### Aim of the exercise
Report each line of the entries below that has the word "Principals" in it.
*** Begin section ***
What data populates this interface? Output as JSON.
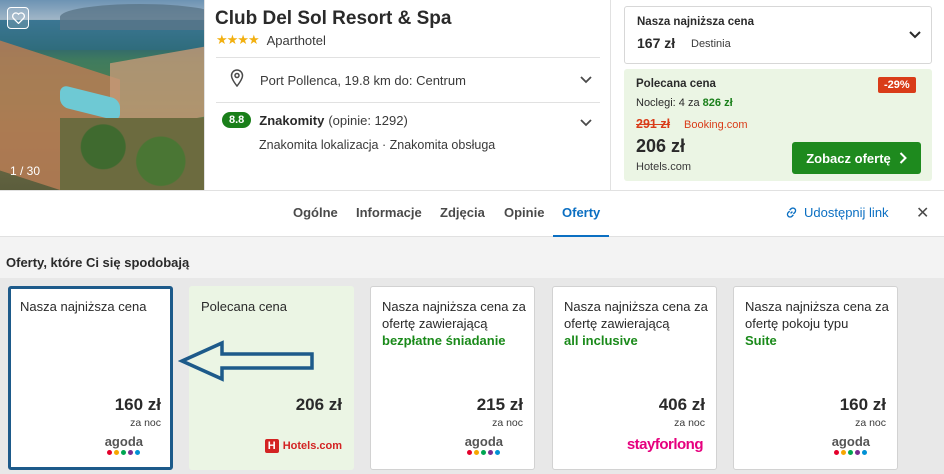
{
  "gallery": {
    "counter": "1 / 30"
  },
  "hotel": {
    "name": "Club Del Sol Resort & Spa",
    "stars": "★★★★",
    "type": "Aparthotel",
    "location": "Port Pollenca, 19.8 km do: Centrum",
    "rating": {
      "score": "8.8",
      "word": "Znakomity",
      "count": "(opinie: 1292)",
      "sub": "Znakomita lokalizacja · Znakomita obsługa"
    }
  },
  "lowest": {
    "label": "Nasza najniższa cena",
    "price": "167 zł",
    "provider": "Destinia"
  },
  "recommended": {
    "label": "Polecana cena",
    "discount": "-29%",
    "nights_prefix": "Noclegi: 4 za",
    "nights_total": "826 zł",
    "old_price": "291 zł",
    "old_provider": "Booking.com",
    "price": "206 zł",
    "provider": "Hotels.com",
    "button": "Zobacz ofertę"
  },
  "tabs": [
    "Ogólne",
    "Informacje",
    "Zdjęcia",
    "Opinie",
    "Oferty"
  ],
  "share": "Udostępnij link",
  "section_title": "Oferty, które Ci się spodobają",
  "cards": [
    {
      "lines": "Nasza najniższa cena",
      "highlight": "",
      "price": "160 zł",
      "per": "za noc",
      "logo": "agoda"
    },
    {
      "lines": "Polecana cena",
      "highlight": "",
      "price": "206 zł",
      "per": "",
      "logo": "Hotels.com"
    },
    {
      "lines": "Nasza najniższa cena za ofertę zawierającą",
      "highlight": "bezpłatne śniadanie",
      "price": "215 zł",
      "per": "za noc",
      "logo": "agoda"
    },
    {
      "lines": "Nasza najniższa cena za ofertę zawierającą",
      "highlight": "all inclusive",
      "price": "406 zł",
      "per": "za noc",
      "logo": "stayforlong"
    },
    {
      "lines": "Nasza najniższa cena za ofertę pokoju typu",
      "highlight": "Suite",
      "price": "160 zł",
      "per": "za noc",
      "logo": "agoda"
    }
  ]
}
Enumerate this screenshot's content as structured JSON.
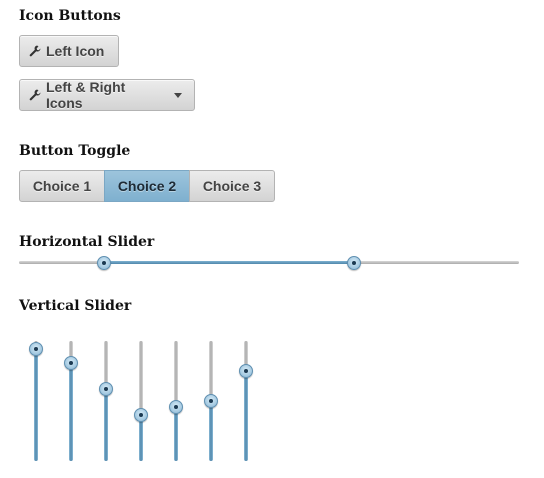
{
  "sections": {
    "icon_buttons": "Icon Buttons",
    "button_toggle": "Button Toggle",
    "horizontal_slider": "Horizontal Slider",
    "vertical_slider": "Vertical Slider"
  },
  "buttons": {
    "left_icon": {
      "label": "Left Icon",
      "icon": "wrench-icon"
    },
    "left_right_icons": {
      "label": "Left & Right Icons",
      "icon": "wrench-icon",
      "right_icon": "caret-down-icon"
    }
  },
  "toggle": {
    "choices": [
      "Choice 1",
      "Choice 2",
      "Choice 3"
    ],
    "selected_index": 1
  },
  "horizontal_slider": {
    "min": 0,
    "max": 100,
    "low": 17,
    "high": 67
  },
  "vertical_sliders": {
    "min": 0,
    "max": 100,
    "values": [
      93,
      82,
      60,
      38,
      45,
      50,
      75
    ]
  },
  "colors": {
    "accent": "#7fb0cf",
    "track": "#b5b5b5",
    "button_bg": "#e0e0e0"
  }
}
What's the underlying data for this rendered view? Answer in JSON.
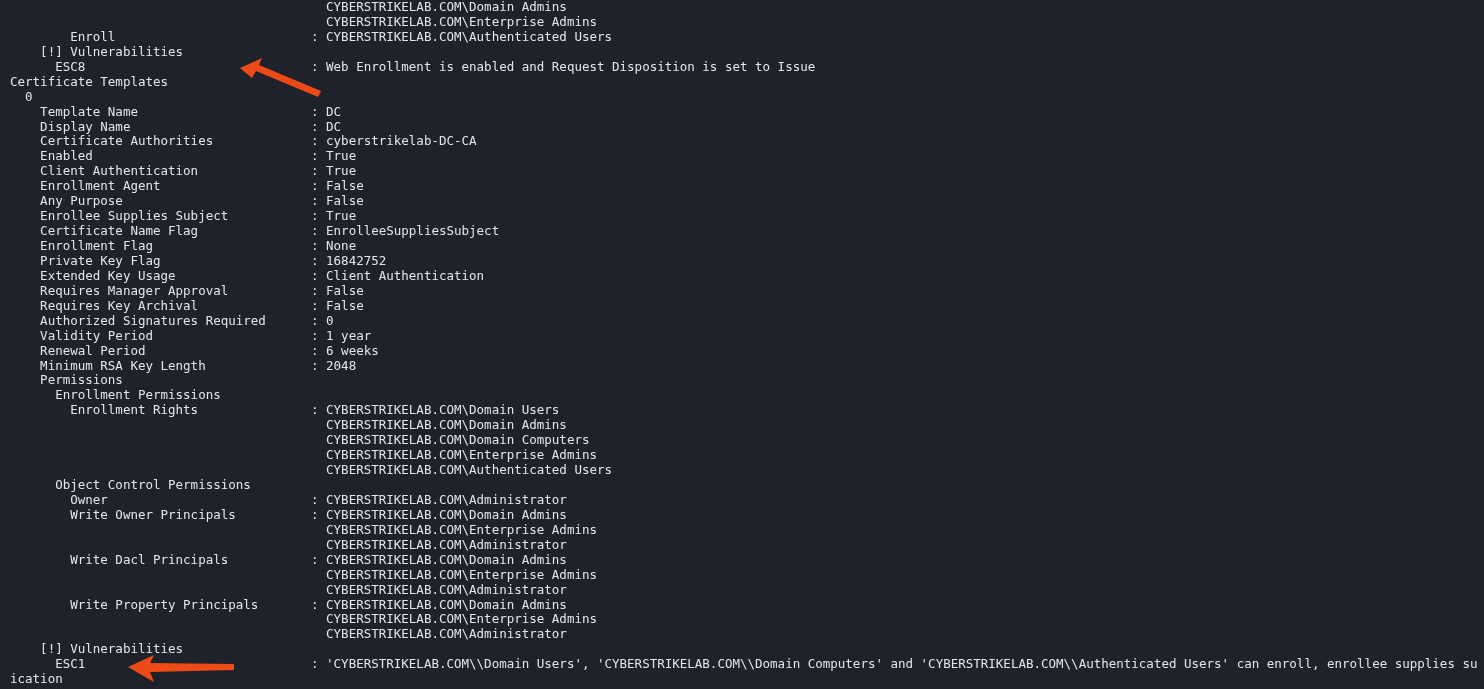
{
  "terminal": {
    "lines": [
      {
        "value": "  CYBERSTRIKELAB.COM\\Domain Admins"
      },
      {
        "value": "  CYBERSTRIKELAB.COM\\Enterprise Admins"
      },
      {
        "label": "        Enroll",
        "value": ": CYBERSTRIKELAB.COM\\Authenticated Users"
      },
      {
        "label": "    [!] Vulnerabilities"
      },
      {
        "label": "      ESC8",
        "value": ": Web Enrollment is enabled and Request Disposition is set to Issue"
      },
      {
        "label": "Certificate Templates"
      },
      {
        "label": "  0"
      },
      {
        "label": "    Template Name",
        "value": ": DC"
      },
      {
        "label": "    Display Name",
        "value": ": DC"
      },
      {
        "label": "    Certificate Authorities",
        "value": ": cyberstrikelab-DC-CA"
      },
      {
        "label": "    Enabled",
        "value": ": True"
      },
      {
        "label": "    Client Authentication",
        "value": ": True"
      },
      {
        "label": "    Enrollment Agent",
        "value": ": False"
      },
      {
        "label": "    Any Purpose",
        "value": ": False"
      },
      {
        "label": "    Enrollee Supplies Subject",
        "value": ": True"
      },
      {
        "label": "    Certificate Name Flag",
        "value": ": EnrolleeSuppliesSubject"
      },
      {
        "label": "    Enrollment Flag",
        "value": ": None"
      },
      {
        "label": "    Private Key Flag",
        "value": ": 16842752"
      },
      {
        "label": "    Extended Key Usage",
        "value": ": Client Authentication"
      },
      {
        "label": "    Requires Manager Approval",
        "value": ": False"
      },
      {
        "label": "    Requires Key Archival",
        "value": ": False"
      },
      {
        "label": "    Authorized Signatures Required",
        "value": ": 0"
      },
      {
        "label": "    Validity Period",
        "value": ": 1 year"
      },
      {
        "label": "    Renewal Period",
        "value": ": 6 weeks"
      },
      {
        "label": "    Minimum RSA Key Length",
        "value": ": 2048"
      },
      {
        "label": "    Permissions"
      },
      {
        "label": "      Enrollment Permissions"
      },
      {
        "label": "        Enrollment Rights",
        "value": ": CYBERSTRIKELAB.COM\\Domain Users"
      },
      {
        "value": "  CYBERSTRIKELAB.COM\\Domain Admins"
      },
      {
        "value": "  CYBERSTRIKELAB.COM\\Domain Computers"
      },
      {
        "value": "  CYBERSTRIKELAB.COM\\Enterprise Admins"
      },
      {
        "value": "  CYBERSTRIKELAB.COM\\Authenticated Users"
      },
      {
        "label": "      Object Control Permissions"
      },
      {
        "label": "        Owner",
        "value": ": CYBERSTRIKELAB.COM\\Administrator"
      },
      {
        "label": "        Write Owner Principals",
        "value": ": CYBERSTRIKELAB.COM\\Domain Admins"
      },
      {
        "value": "  CYBERSTRIKELAB.COM\\Enterprise Admins"
      },
      {
        "value": "  CYBERSTRIKELAB.COM\\Administrator"
      },
      {
        "label": "        Write Dacl Principals",
        "value": ": CYBERSTRIKELAB.COM\\Domain Admins"
      },
      {
        "value": "  CYBERSTRIKELAB.COM\\Enterprise Admins"
      },
      {
        "value": "  CYBERSTRIKELAB.COM\\Administrator"
      },
      {
        "label": "        Write Property Principals",
        "value": ": CYBERSTRIKELAB.COM\\Domain Admins"
      },
      {
        "value": "  CYBERSTRIKELAB.COM\\Enterprise Admins"
      },
      {
        "value": "  CYBERSTRIKELAB.COM\\Administrator"
      },
      {
        "label": "    [!] Vulnerabilities"
      },
      {
        "label": "      ESC1",
        "value": ": 'CYBERSTRIKELAB.COM\\\\Domain Users', 'CYBERSTRIKELAB.COM\\\\Domain Computers' and 'CYBERSTRIKELAB.COM\\\\Authenticated Users' can enroll, enrollee supplies su"
      },
      {
        "label": "ication"
      }
    ]
  }
}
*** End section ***
### Task answer
        "label": "        Write Owner Principals",
        "label": "        Write Dacl Principals",
        "label": "        Write Property Principals",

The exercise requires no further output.